A sound breaks through the night, reverberating within the four concrete walls.
Milton*, 63, awakes to a figure poised outside his door, fiddling with the lock, determined to get inside. Feeling for the baseball bat he keeps beside him, Milton’s eyes never break from the figure that continues to try to force its way inside.
This was life for Milton – cold nights living out of his 1996 Dodge Grand Caravan in a parking garage, protecting what little he owned.
But life wasn’t always this way.
Milton lived in Hartford, a small town within Madison County, Illinois. A veteran and member of Operating Engineers Local 148, he worked in St. Louis city maintaining building systems, a job he loved and performed for more than 20 years with a perfect attendance record. But without much warning, the company got bought out, wreaking havoc with an organization-wide restructuring and decreased hours. Thankfully, Milton’s position remained, but his hours were cut dramatically. Some time passed and the same happened again – leaving Milton with next to no time on the clock.
Bills became extremely tight. Before long, Milton couldn’t keep up. Despite health issues, he continued to work and even took on extra jobs outside of work, but it wasn’t enough. Within a matter of a few months, Milton went from working 40 hour weeks to just 8 and was forced into foreclosure. Like a series of dominoes, Milton’s life quickly began to tumble down around him.
Milton had nowhere to go and took what belongings he could from his home of more than 20 years and placed them in storage. But his streak of misfortune continued when the facility was broken into, leaving him with nothing except the clothes on his back.
As Milton puts it, he “got hit from all sides.”
Milton was destitute.

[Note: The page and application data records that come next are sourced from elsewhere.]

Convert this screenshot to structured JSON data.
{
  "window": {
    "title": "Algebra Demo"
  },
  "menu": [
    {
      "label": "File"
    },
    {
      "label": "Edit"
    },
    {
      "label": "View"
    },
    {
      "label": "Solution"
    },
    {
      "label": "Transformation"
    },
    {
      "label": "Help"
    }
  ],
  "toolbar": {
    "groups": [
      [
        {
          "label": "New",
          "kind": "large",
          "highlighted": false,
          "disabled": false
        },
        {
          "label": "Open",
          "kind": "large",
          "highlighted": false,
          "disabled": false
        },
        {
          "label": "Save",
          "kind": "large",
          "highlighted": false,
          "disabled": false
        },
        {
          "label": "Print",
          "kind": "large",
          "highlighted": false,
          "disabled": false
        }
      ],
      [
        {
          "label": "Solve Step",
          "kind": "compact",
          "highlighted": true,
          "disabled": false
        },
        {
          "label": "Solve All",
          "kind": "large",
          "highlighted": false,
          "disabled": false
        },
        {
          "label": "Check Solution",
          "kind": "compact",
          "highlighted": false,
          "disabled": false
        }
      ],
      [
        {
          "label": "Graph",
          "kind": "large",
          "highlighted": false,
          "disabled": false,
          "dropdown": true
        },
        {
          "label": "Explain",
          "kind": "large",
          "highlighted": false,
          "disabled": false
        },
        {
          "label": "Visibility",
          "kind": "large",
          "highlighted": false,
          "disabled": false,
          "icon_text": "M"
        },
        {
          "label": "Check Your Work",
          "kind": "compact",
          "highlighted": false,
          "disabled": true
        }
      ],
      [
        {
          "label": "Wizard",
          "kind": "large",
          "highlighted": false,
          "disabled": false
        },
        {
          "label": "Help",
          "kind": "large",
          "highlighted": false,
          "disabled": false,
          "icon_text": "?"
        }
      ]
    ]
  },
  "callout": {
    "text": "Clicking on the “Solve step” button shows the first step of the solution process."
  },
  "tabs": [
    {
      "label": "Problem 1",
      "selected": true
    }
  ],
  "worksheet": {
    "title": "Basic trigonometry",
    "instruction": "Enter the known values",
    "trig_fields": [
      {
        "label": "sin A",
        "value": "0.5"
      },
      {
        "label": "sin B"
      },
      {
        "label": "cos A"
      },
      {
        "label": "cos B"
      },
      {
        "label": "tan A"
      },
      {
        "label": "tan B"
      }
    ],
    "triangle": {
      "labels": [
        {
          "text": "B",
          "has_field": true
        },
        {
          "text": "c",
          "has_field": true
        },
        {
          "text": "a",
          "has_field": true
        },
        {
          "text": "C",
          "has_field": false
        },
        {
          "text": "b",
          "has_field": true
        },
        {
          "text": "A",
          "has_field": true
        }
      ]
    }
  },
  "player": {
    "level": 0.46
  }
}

Before long, a motto of “wherever I could live, that’s where I would go” defined him. Milton became a traveling nomad, taking refuge at truck stops, parking lots and garages with his van as his only refuge.
For nearly a year, Milton called a rolled-out sleeping bag in the back of his van “home.” He learned how to stretch a dollar – making an 8-hour paycheck cover the food, gas and other necessities needed to get him through the week. His days consisted of waking early, driving to work to make what little he could, showering and coming “home” to catch a few hours of sleep before waking to do it all again.
Milton did this practice day in and day out. On exceptionally chilly days, if he had enough gas to make it to work in the morning, he would run his heat for a few minutes before nodding off.
It wasn’t until a bitter cold night that others heard of his story and referred him to labor liaisons at United Way of Greater St. Louis. They teamed up with Local 148, and for the first time in nearly a year, Milton had a warm place to stay and a large dose of hope.
“I was out there alone with nowhere to go,” Milton said. “If it weren’t for United Way and the union’s assistance, I would probably still be sleeping in my van, going day by day hoping to make it.”
Today, Milton continues to work at the same company and has a place to call home. His hours, little by little, seem to be improving and being 64, he’s anticipating retirement.